Reinforcement Learning for Essay Feedback
Through experimentation, I found that the reinforcement formulation that worked best for this problem had the following elements:
- The state-space was composed of:
- Classification probabilities for segments of an essay found by splitting it at possible discourse element boundaries identified from the NER output and combining the NER classification probabilities for the words in that segment. (1)
- A one-hot vector indicating which segment the agent should predict for at the current time-step.
- The action-space was a single prediction for a segment, predicting its type and whether it begins a new discourse element.
- In an episode, the agent makes predictions sequentially for each segment then receives a reward for the F-score of the predictions for the essay.
The agent’s model used attention layers to understand the relationships between the segments. It then gives an action based on the output for the channel indicated by the observation.
Behavioral Cloning (BC) was used to train the agent on the correct predictions. Then, the stablebaselines3 implementation of PPO was used to fine-tune the agent directly on the competition’s metric. As in Learning to summarize from human feedback, the KL divergence between the policy and the initial BC policy was penalized to prevent catastrophic forgetting.
These three approaches gave the following approximate average F-scores across multiple training runs:
- NER using naive prediction: 0.42
- BC for classification of identified segments: 0.39
- RL fine-tuning: 0.51
While these results are not competitive, they show that reinforcement learning led to significant improvements over a simple heuristic-based approach. There are a few promising ways to improve their performance:
- Hyperparameter optimization on the NER task
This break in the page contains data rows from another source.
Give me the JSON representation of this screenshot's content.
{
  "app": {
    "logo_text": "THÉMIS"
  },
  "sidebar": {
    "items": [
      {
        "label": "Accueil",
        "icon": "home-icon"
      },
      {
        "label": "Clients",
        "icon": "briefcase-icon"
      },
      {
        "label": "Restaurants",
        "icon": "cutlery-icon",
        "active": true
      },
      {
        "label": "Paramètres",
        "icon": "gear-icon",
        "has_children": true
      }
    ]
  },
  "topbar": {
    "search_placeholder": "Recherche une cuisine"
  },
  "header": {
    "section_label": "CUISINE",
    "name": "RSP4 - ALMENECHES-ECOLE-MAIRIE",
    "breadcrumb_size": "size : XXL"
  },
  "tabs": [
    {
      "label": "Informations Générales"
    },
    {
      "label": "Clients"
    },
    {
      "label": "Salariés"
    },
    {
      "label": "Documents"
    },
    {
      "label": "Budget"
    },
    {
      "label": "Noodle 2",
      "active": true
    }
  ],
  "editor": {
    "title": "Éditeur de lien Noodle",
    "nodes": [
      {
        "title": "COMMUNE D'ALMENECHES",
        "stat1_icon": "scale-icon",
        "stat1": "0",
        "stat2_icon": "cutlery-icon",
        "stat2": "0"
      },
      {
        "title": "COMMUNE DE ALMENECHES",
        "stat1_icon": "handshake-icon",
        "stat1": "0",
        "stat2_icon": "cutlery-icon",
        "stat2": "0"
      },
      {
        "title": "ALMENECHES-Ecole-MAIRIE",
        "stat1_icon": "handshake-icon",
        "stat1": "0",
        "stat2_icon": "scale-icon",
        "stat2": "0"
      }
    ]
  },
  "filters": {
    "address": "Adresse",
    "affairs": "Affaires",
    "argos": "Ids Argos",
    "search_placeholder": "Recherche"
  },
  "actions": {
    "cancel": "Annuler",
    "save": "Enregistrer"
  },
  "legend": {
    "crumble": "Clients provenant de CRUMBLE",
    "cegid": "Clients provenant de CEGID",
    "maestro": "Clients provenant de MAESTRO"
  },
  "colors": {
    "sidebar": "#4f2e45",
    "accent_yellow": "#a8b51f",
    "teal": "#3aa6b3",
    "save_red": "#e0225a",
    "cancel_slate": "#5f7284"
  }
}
- Ensembling models to make predictions on the test set (these results are from cross-validation scores on k-fold validation sets)
- Using more complicated heuristics for making predictions based on the NER probabilities
Conclusion & Future Work
Rather than trying to refine and optimize further, I’m leaving this project here as I think that I learned what I set out to learn, and further work would yield diminishing returns. I’m glad to have learned:
- NLP basics–stemming, data cleaning and augmentation, vectorization, etc.
- Training transformer-based language models
- K-fold cross-validation
- Gradient accumulation
- Familiarity with Stable Baselines
- Using sentence transformers for sentence embeddings
Possible future work could include using an auto-regressive approach for the agent. Another possibility is training an agent directly on the NER task using reinforcement learning, although this is significantly more computationally demanding.
 I identified likely places that discourse elements would split from a combination of start token probability and changes in class probability, prioritizing recall. There is a tradeoff between expressiveness and task difficulty in choosing the threshold for identifying segments, as more segments lead to more possibilities for combining and classifying them incorrectly. This procedure generated about twice as many segments per essay as discourse elements with the chosen balance. If these segments were combined and classified correctly, the average score would be approximately .98. Averaging the ‘continue’ probabilities across the segments’ tokens and the ‘start’ probability across the first three tokens of that segment generated a new set of features. I also included the segment length as a feature. I also tried using sentence embeddings of each segment as additional features, but this had almost no effect on performance.